The scenes of approximately 15,000 migrants camping under the Del Rio bridge drew national and international headlines, as well as outrage from lawmakers on both sides of the aisle. The administration has overwhelmed resources and Border Patrol in the area, though it has finally ended horse patrols within days amid debunked allegations that Haitian migrants were “whipped.”
Mayorkas announced Friday from the White House podium that “there are no more migrants in the camp under the Del Rio International Bridge.”
He told reporters that, in fact, nearly 30,000 migrants have climbed the border since Sept. 9, and that approximately 12,400 have been allowed to have their cases heard by an immigration judge “to make a decision on whether to remove. they or will be allowed to stay in the United States “- means they are released to the United States with either a notice that appears in court or a notice to check in at the Immigration and Customs Enforcement (ICE) office.
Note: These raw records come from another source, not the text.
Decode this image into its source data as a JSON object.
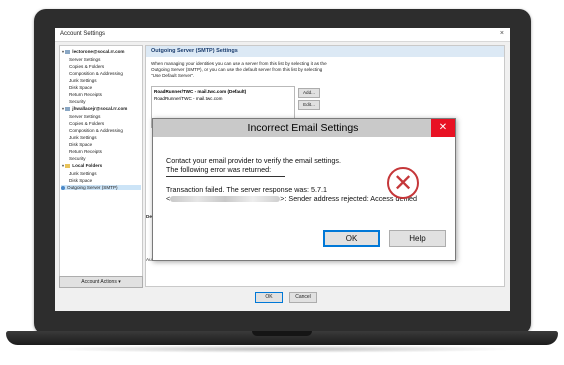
{
  "window": {
    "title": "Account Settings",
    "close_glyph": "×"
  },
  "tree": {
    "accounts": [
      {
        "name": "lectorone@socal.rr.com",
        "items": [
          "Server Settings",
          "Copies & Folders",
          "Composition & Addressing",
          "Junk Settings",
          "Disk Space",
          "Return Receipts",
          "Security"
        ]
      },
      {
        "name": "jhwallacejr@socal.rr.com",
        "items": [
          "Server Settings",
          "Copies & Folders",
          "Composition & Addressing",
          "Junk Settings",
          "Disk Space",
          "Return Receipts",
          "Security"
        ]
      }
    ],
    "local_folders": {
      "name": "Local Folders",
      "items": [
        "Junk Settings",
        "Disk Space"
      ]
    },
    "outgoing_server": "Outgoing Server (SMTP)",
    "account_actions": "Account Actions",
    "account_actions_caret": "▾"
  },
  "panel": {
    "header": "Outgoing Server (SMTP) Settings",
    "description": "When managing your identities you can use a server from this list by selecting it as the Outgoing Server (SMTP), or you can use the default server from this list by selecting \"Use Default Server\".",
    "servers": [
      "RoadRunner/TWC - mail.twc.com (Default)",
      "RoadRunner/TWC - mail.twc.com"
    ],
    "add_label": "Add...",
    "edit_label": "Edit...",
    "details_label": "Det",
    "auth_label": "Au"
  },
  "footer": {
    "ok_label": "OK",
    "cancel_label": "Cancel"
  },
  "dialog": {
    "title": "Incorrect Email Settings",
    "close_glyph": "✕",
    "line1": "Contact your email provider to verify the email settings.",
    "line2": "The following error was returned:",
    "line3": "Transaction failed. The server response was: 5.7.1",
    "line4_prefix": "<",
    "line4_suffix": ">: Sender address rejected: Access denied",
    "error_glyph": "✕",
    "ok_label": "OK",
    "help_label": "Help"
  },
  "colors": {
    "error_red": "#c5373a",
    "close_red": "#e81123",
    "header_blue": "#dce9f5",
    "focus_blue": "#0078d7"
  }
}
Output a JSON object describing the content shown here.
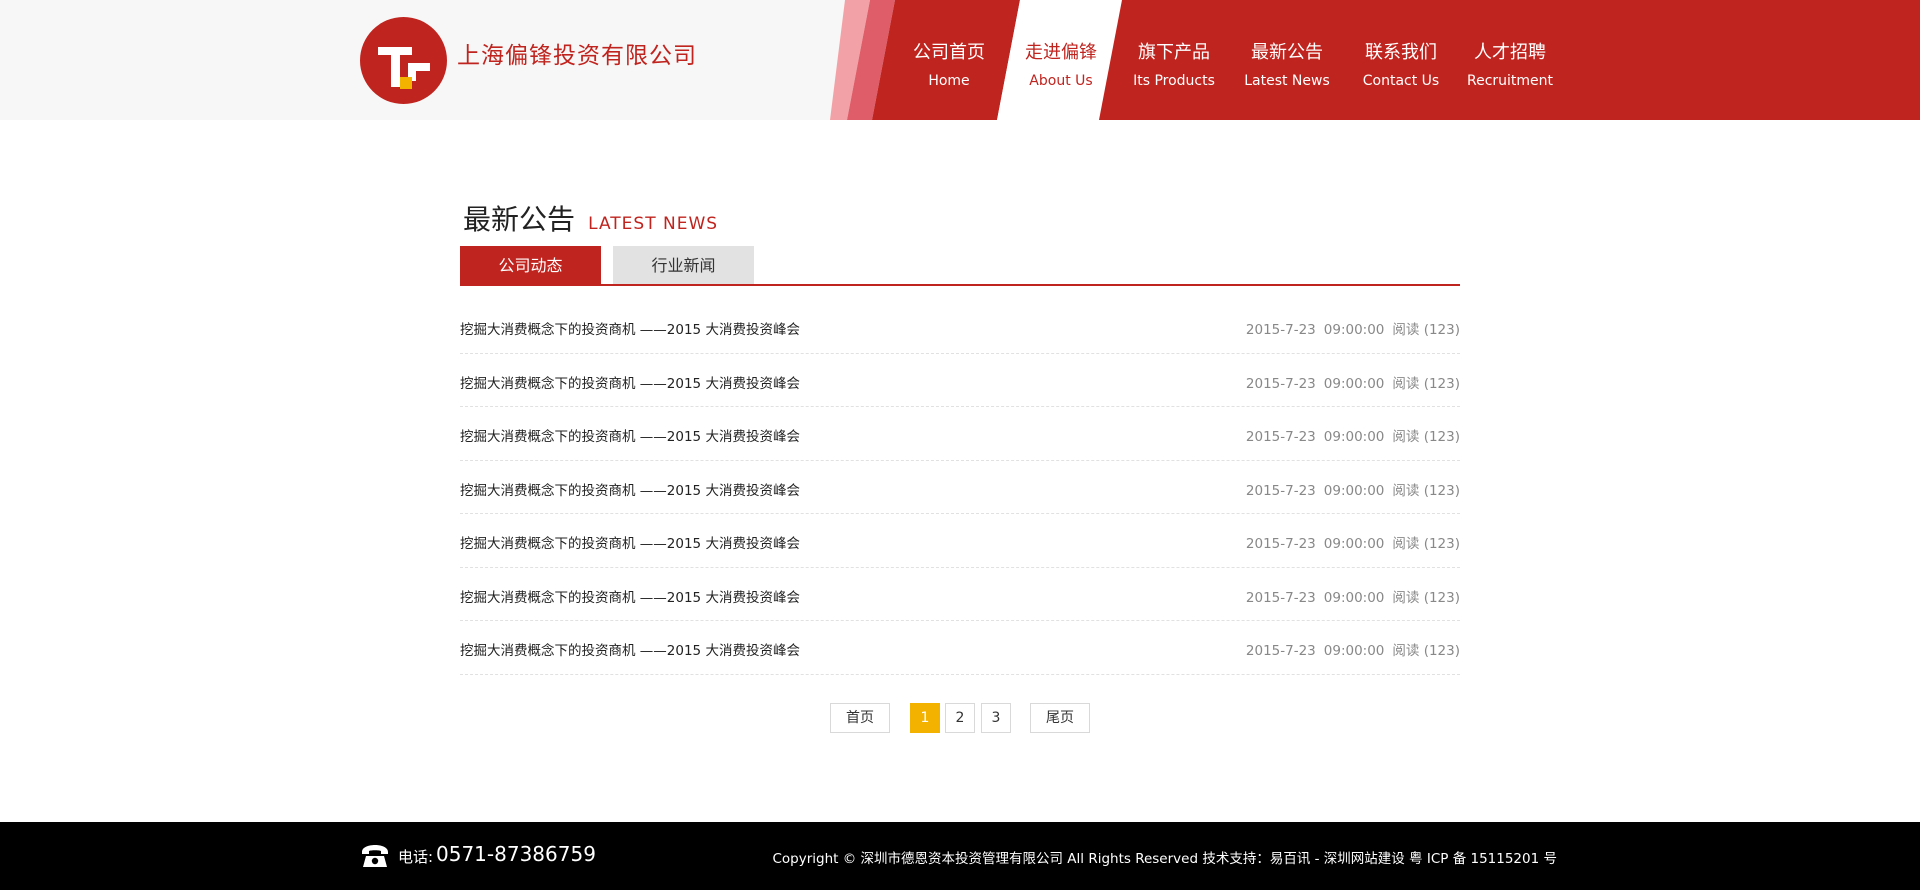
{
  "brand": {
    "company_name": "上海偏锋投资有限公司",
    "primary_color": "#c0241f",
    "accent_color": "#f3b200"
  },
  "nav": {
    "items": [
      {
        "cn": "公司首页",
        "en": "Home",
        "active": false
      },
      {
        "cn": "走进偏锋",
        "en": "About Us",
        "active": true
      },
      {
        "cn": "旗下产品",
        "en": "Its Products",
        "active": false
      },
      {
        "cn": "最新公告",
        "en": "Latest  News",
        "active": false
      },
      {
        "cn": "联系我们",
        "en": "Contact Us",
        "active": false
      },
      {
        "cn": "人才招聘",
        "en": "Recruitment",
        "active": false
      }
    ]
  },
  "section": {
    "title_cn": "最新公告",
    "title_en": "LATEST  NEWS"
  },
  "tabs": [
    {
      "label": "公司动态",
      "active": true
    },
    {
      "label": "行业新闻",
      "active": false
    }
  ],
  "news": [
    {
      "title": "挖掘大消费概念下的投资商机 ——2015 大消费投资峰会",
      "date": "2015-7-23",
      "time": "09:00:00",
      "views": "阅读 (123)"
    },
    {
      "title": "挖掘大消费概念下的投资商机 ——2015 大消费投资峰会",
      "date": "2015-7-23",
      "time": "09:00:00",
      "views": "阅读 (123)"
    },
    {
      "title": "挖掘大消费概念下的投资商机 ——2015 大消费投资峰会",
      "date": "2015-7-23",
      "time": "09:00:00",
      "views": "阅读 (123)"
    },
    {
      "title": "挖掘大消费概念下的投资商机 ——2015 大消费投资峰会",
      "date": "2015-7-23",
      "time": "09:00:00",
      "views": "阅读 (123)"
    },
    {
      "title": "挖掘大消费概念下的投资商机 ——2015 大消费投资峰会",
      "date": "2015-7-23",
      "time": "09:00:00",
      "views": "阅读 (123)"
    },
    {
      "title": "挖掘大消费概念下的投资商机 ——2015 大消费投资峰会",
      "date": "2015-7-23",
      "time": "09:00:00",
      "views": "阅读 (123)"
    },
    {
      "title": "挖掘大消费概念下的投资商机 ——2015 大消费投资峰会",
      "date": "2015-7-23",
      "time": "09:00:00",
      "views": "阅读 (123)"
    }
  ],
  "pagination": {
    "first": "首页",
    "pages": [
      "1",
      "2",
      "3"
    ],
    "current": "1",
    "last": "尾页"
  },
  "footer": {
    "phone_icon": "telephone-icon",
    "phone_label": "电话:",
    "phone_number": "0571-87386759",
    "copyright": "Copyright © 深圳市德恩资本投资管理有限公司  All Rights Reserved  技术支持：易百讯 - 深圳网站建设 粤 ICP 备 15115201 号"
  }
}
He said an estimated 8,000 migrants “decided to return to Mexico voluntarily” and only over 5,000 are being processed by DHS to determine if they will be deported or placed on U.S. immigration proceedings.
That means about 2,000 were canceled by the U.S. on 17 flights, of the 30,000 that attempted to enter the U.S. this month.
Meanwhile, Mayorkas told reporters that migrants were not tested for COVID-19 while they were under the bridge and he did not know how many COVID cases were among the migrants, who had been packed for several days. in vain conditions.
Mayorkas also upheld the administration’s decision to put a number of Border Patrol agents on duty at the desk after images surfaced of agents on horseback preventing migrants from entering U.S. Activists, lawmakers and, on Friday, President Biden, promed debunked narratives that agents “whipped” the migrants and there was an investigation ongoing.
He also defended the administration’s “three -part plan” to resolve the migration crisis – even though the number of migrant encounters in July and August exceeded the 200,000 mark,
“We’re investing in key causes to address the need to address the reason why people leave the homes where they live and make a dangerous journey that they shouldn’t have made,” he said. “Second, the construction of safe, orderly and humane paths. And third, rebuilding an asylum system and a refugee program that was destroyed in the previous administration.”